▶ _What is required_:
Note each line in the data below that holds "Testing", and copy it.

▶ _Input material_:
[Start of Attachment]

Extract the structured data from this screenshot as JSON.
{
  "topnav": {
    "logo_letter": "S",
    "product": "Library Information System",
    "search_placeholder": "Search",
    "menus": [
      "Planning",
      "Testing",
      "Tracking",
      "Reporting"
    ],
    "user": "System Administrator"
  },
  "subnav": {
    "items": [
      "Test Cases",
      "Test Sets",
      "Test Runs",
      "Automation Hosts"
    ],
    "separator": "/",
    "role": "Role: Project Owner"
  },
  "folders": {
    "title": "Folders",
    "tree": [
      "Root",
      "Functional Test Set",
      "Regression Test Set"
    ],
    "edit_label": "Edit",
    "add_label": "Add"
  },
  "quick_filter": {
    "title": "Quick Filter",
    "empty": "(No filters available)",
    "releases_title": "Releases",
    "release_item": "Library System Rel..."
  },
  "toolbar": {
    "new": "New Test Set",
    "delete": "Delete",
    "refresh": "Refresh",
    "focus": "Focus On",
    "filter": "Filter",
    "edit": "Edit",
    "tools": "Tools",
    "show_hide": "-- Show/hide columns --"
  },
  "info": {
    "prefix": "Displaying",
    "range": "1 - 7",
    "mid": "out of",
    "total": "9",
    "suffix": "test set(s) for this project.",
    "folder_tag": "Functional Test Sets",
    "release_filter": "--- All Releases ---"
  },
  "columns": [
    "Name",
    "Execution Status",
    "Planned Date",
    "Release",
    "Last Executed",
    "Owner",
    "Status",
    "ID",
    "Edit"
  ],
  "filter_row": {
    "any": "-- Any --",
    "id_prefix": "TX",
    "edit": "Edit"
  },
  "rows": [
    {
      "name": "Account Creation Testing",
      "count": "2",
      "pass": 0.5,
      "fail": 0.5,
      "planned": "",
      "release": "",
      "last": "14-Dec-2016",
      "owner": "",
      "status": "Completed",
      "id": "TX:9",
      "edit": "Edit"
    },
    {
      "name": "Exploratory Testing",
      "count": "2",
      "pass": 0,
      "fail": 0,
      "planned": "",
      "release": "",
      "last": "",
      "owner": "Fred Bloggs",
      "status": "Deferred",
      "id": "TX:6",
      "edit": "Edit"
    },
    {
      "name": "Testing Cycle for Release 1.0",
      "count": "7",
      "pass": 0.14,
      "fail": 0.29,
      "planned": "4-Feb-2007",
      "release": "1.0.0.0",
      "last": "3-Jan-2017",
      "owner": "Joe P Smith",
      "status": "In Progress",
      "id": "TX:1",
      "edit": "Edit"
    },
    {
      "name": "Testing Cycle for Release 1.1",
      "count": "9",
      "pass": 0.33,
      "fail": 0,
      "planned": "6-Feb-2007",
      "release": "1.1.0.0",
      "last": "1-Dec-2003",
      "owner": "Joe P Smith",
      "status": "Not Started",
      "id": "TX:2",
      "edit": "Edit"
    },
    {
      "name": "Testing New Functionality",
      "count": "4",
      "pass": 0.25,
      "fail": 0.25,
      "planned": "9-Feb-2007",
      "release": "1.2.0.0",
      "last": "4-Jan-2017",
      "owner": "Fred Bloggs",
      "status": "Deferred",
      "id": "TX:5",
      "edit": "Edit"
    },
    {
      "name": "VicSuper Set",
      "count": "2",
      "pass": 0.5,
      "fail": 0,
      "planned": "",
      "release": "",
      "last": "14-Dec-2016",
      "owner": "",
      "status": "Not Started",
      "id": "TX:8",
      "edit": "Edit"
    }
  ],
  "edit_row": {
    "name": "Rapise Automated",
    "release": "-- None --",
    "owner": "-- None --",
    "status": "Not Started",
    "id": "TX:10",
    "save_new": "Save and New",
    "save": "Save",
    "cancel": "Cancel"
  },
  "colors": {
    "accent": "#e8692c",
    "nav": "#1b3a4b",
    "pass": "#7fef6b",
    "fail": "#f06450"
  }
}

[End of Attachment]
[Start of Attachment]

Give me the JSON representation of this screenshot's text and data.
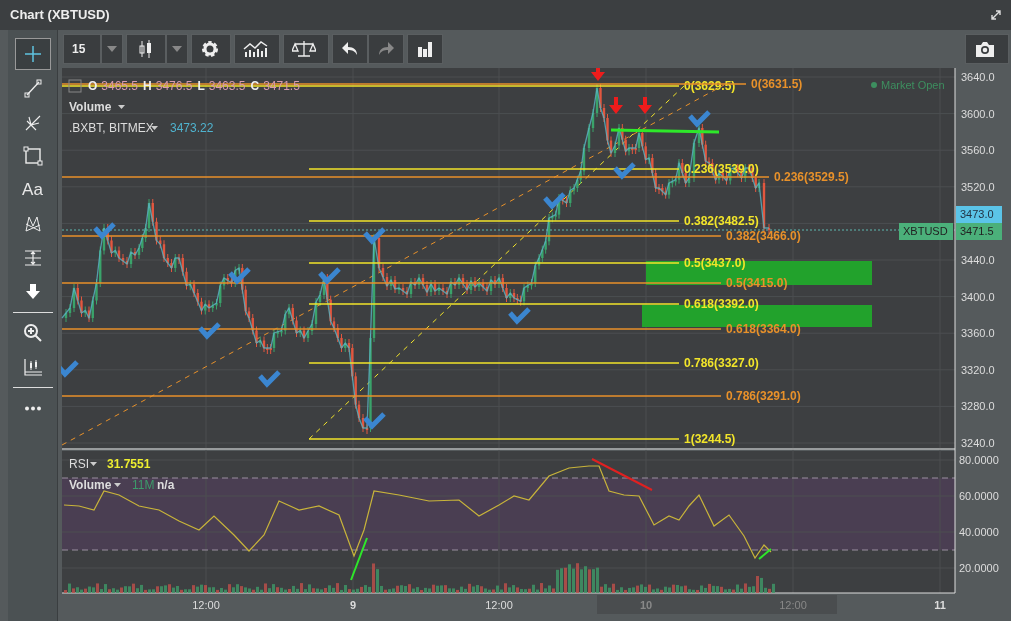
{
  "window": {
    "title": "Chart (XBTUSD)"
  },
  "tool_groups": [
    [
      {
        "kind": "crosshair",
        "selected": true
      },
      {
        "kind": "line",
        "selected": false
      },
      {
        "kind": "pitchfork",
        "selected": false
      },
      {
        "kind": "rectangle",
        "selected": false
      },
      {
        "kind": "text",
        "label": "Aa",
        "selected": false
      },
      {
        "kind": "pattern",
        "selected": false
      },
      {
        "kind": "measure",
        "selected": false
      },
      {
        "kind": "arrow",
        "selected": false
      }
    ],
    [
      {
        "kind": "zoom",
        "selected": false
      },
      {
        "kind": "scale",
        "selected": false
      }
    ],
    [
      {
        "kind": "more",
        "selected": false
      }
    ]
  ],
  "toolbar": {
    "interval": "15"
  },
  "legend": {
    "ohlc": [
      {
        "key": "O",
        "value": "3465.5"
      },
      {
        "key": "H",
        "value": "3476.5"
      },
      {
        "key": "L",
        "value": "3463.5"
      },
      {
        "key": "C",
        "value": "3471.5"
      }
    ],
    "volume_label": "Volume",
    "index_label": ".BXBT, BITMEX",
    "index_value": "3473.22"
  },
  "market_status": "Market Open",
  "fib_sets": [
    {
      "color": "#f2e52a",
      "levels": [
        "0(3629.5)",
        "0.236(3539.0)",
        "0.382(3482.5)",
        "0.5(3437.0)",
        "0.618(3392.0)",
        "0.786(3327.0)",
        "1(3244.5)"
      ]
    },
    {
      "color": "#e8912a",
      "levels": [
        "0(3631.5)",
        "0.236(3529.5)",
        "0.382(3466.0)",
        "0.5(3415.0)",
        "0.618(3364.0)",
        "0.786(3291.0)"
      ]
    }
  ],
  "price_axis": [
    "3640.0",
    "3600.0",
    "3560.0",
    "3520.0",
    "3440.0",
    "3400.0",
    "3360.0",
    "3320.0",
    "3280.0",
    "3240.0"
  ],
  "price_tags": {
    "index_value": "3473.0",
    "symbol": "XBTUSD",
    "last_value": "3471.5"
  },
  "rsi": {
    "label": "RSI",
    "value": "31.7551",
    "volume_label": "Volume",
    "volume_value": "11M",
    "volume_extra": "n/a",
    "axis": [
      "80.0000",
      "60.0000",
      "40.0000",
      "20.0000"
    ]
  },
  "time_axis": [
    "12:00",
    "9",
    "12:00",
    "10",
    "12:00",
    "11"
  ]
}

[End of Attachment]

▶ _Task result_:
      "Testing",
      "name": "Account Creation Testing",
      "name": "Exploratory Testing",
      "name": "Testing Cycle for Release 1.0",
      "name": "Testing Cycle for Release 1.1",
      "name": "Testing New Functionality",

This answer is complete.